An in-depth biography of a beloved, exasperating band that never quite made it.
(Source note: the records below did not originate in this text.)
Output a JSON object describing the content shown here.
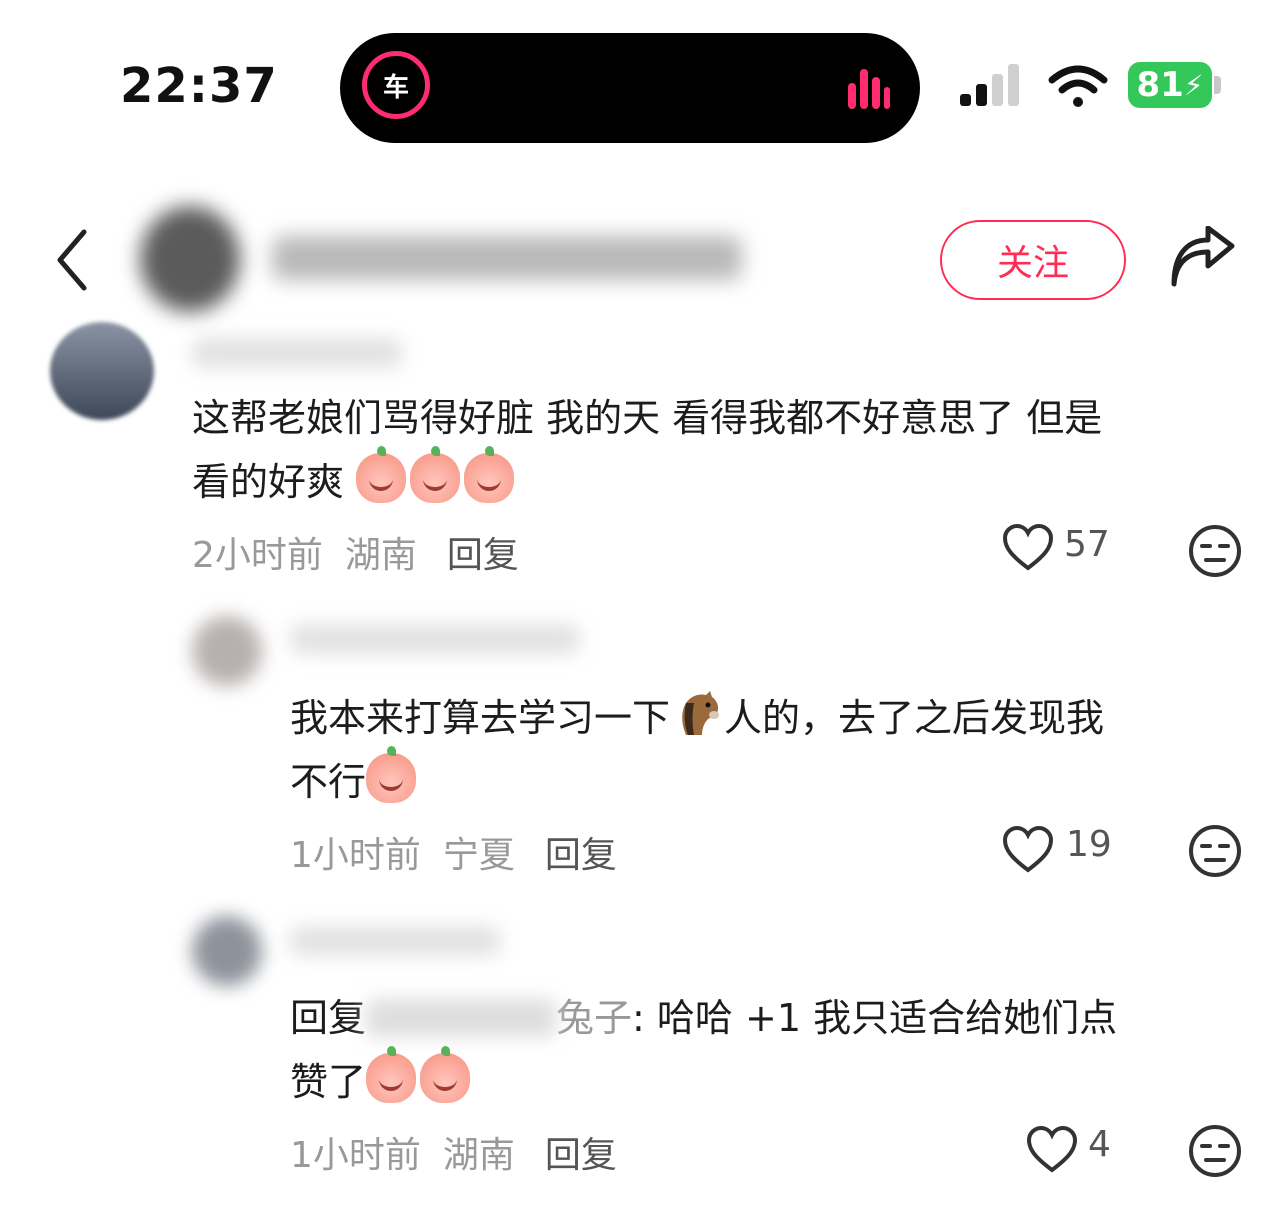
{
  "status_bar": {
    "time": "22:37",
    "island_badge": "车",
    "battery": "81"
  },
  "header": {
    "follow_label": "关注",
    "accent_color": "#ff2d55"
  },
  "comments": [
    {
      "text_line1": "这帮老娘们骂得好脏 我的天 看得我都不好意思了 但是",
      "text_line2": "看的好爽",
      "time": "2小时前",
      "region": "湖南",
      "reply_label": "回复",
      "likes": "57"
    },
    {
      "text_line1_a": "我本来打算去学习一下",
      "text_line1_b": "人的，去了之后发现我",
      "text_line2": "不行",
      "time": "1小时前",
      "region": "宁夏",
      "reply_label": "回复",
      "likes": "19"
    },
    {
      "reply_prefix": "回复",
      "reply_target_visible": "兔子",
      "text_line1": ": 哈哈 +1 我只适合给她们点",
      "text_line2": "赞了",
      "time": "1小时前",
      "region": "湖南",
      "reply_label": "回复",
      "likes": "4"
    }
  ],
  "icons": [
    "car-badge",
    "audio-bars-icon",
    "signal-icon",
    "wifi-icon",
    "battery-icon",
    "back-icon",
    "share-icon",
    "heart-icon",
    "meh-face-icon",
    "peach-emoji",
    "horse-emoji"
  ]
}
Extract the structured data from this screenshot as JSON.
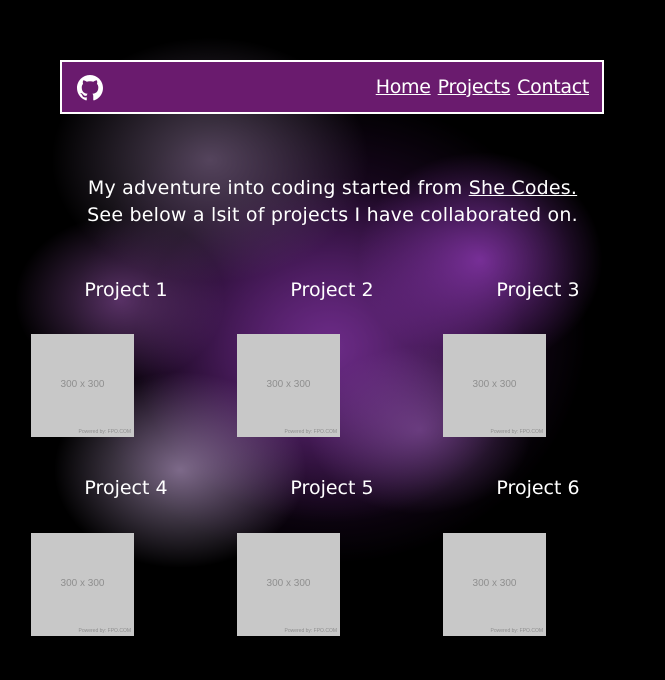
{
  "nav": {
    "github_icon": "github-icon",
    "links": [
      "Home",
      "Projects",
      "Contact"
    ]
  },
  "intro": {
    "line1_text": "My adventure into coding started from ",
    "line1_link": "She Codes.",
    "line2_text": "See below a lsit of projects I have collaborated on."
  },
  "projects": [
    {
      "title": "Project 1",
      "placeholder": "300 x 300",
      "powered": "Powered by: FPO.COM"
    },
    {
      "title": "Project 2",
      "placeholder": "300 x 300",
      "powered": "Powered by: FPO.COM"
    },
    {
      "title": "Project 3",
      "placeholder": "300 x 300",
      "powered": "Powered by: FPO.COM"
    },
    {
      "title": "Project 4",
      "placeholder": "300 x 300",
      "powered": "Powered by: FPO.COM"
    },
    {
      "title": "Project 5",
      "placeholder": "300 x 300",
      "powered": "Powered by: FPO.COM"
    },
    {
      "title": "Project 6",
      "placeholder": "300 x 300",
      "powered": "Powered by: FPO.COM"
    }
  ],
  "colors": {
    "navbar_bg": "#6a1b6e",
    "page_bg": "#000000",
    "thumb_bg": "#c8c8c8"
  }
}
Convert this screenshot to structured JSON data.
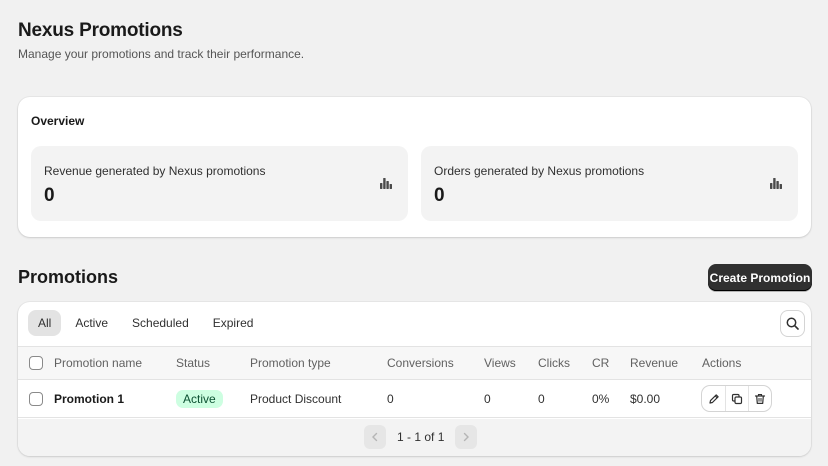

Early on in this impressively researched and well-rendered biography, Commercial Appeal music critic Mehr describes how the Replacements became “ ‘legends’ without ever really becoming stars” and then proceeds to show how the qualities that made them legendary prevented them from achieving the success that fans thought they deserved. Frontman Paul Westerberg may well have been the greatest rock songwriter of his generation, the equal of Nirvana’s Kurt Cobain, Green Day’s Billie Joe Armstrong, and others who would follow his punk-pop lead to far greater glory. And the rest of the band was never simply the rest of the band but musical misfits who contributed to the chemical equation that resulted in brilliant performances one night and absolute disasters the next. Guitarist Bob Stinson, abused and neglected as a child, was the initial leader, recruiting his younger brother, Tommy, not even in his teens when he became the bassist. Drummer Chris Mars was the band’s initial songwriter and creative force, but he was increasingly marginalized as Westerberg joined and asserted himself (Mars, also an artist, now sells his paintings for thousands of dollars). Add lethal doses of alcohol, increasing quantities of drugs, and the rebellious irresponsibility fueled by both, and you’ve got an explosion waiting to happen—which it did, frequently, as the band fought with managers, record labels, and producers and sabotaged promotional efforts with journalists and radio stations. As a straightforward, ramshackle rock ’n’ roll band, they never quite fit with either the punk rock that inspired them or the so-called “alternative rock” that would enjoy such success in their wake. “We were five years ahead of our time, we were ten years behind,” said Westerberg, who never achieved expected success as a solo artist. A recent reunion effort featuring Paul and Tommy brought them their biggest paydays but fell apart because of familiar tensions.
The dynamic that made the band great also tore them apart, as this biography superbly documents.